- [Work item]: When you reach the line containing "Output a JSON" in the entries below, repeat it and each line after it exactly until the entries end.

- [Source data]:
◇ ◇ ◇ ◇ ◇

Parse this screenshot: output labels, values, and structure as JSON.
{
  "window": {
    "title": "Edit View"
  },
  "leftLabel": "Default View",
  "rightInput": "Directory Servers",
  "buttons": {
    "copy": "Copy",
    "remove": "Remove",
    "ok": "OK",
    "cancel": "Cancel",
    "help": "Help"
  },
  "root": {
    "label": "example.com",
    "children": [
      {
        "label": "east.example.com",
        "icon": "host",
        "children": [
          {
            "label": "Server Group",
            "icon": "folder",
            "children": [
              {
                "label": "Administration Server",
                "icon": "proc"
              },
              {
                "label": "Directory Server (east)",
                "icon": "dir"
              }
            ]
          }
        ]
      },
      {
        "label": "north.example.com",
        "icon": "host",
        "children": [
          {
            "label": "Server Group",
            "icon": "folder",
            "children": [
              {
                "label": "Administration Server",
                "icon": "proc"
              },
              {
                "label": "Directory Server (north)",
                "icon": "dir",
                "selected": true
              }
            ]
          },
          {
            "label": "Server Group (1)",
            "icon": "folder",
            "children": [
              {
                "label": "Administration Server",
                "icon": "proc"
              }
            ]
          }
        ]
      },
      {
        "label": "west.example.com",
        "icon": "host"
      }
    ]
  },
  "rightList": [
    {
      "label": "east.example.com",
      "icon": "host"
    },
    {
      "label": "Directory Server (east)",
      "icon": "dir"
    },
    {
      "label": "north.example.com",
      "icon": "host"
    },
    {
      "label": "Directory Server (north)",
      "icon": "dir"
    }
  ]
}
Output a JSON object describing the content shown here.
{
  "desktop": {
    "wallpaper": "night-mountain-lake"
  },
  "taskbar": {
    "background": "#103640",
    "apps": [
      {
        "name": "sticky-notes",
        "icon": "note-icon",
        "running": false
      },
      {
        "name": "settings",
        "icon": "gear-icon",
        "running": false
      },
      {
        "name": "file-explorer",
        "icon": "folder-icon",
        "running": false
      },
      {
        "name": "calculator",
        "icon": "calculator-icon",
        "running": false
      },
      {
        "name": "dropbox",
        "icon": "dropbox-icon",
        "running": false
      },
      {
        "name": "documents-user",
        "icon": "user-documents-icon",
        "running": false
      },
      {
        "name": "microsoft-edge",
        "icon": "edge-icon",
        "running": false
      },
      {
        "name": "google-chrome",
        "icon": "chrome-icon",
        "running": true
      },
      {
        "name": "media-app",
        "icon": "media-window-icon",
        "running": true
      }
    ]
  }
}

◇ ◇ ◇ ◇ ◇

- [Result below]:
Output a JSON object describing the content shown here.
{
  "desktop": {
    "wallpaper": "night-mountain-lake"
  },
  "taskbar": {
    "background": "#103640",
    "apps": [
      {
        "name": "sticky-notes",
        "icon": "note-icon",
        "running": false
      },
      {
        "name": "settings",
        "icon": "gear-icon",
        "running": false
      },
      {
        "name": "file-explorer",
        "icon": "folder-icon",
        "running": false
      },
      {
        "name": "calculator",
        "icon": "calculator-icon",
        "running": false
      },
      {
        "name": "dropbox",
        "icon": "dropbox-icon",
        "running": false
      },
      {
        "name": "documents-user",
        "icon": "user-documents-icon",
        "running": false
      },
      {
        "name": "microsoft-edge",
        "icon": "edge-icon",
        "running": false
      },
      {
        "name": "google-chrome",
        "icon": "chrome-icon",
        "running": true
      },
      {
        "name": "media-app",
        "icon": "media-window-icon",
        "running": true
      }
    ]
  }
}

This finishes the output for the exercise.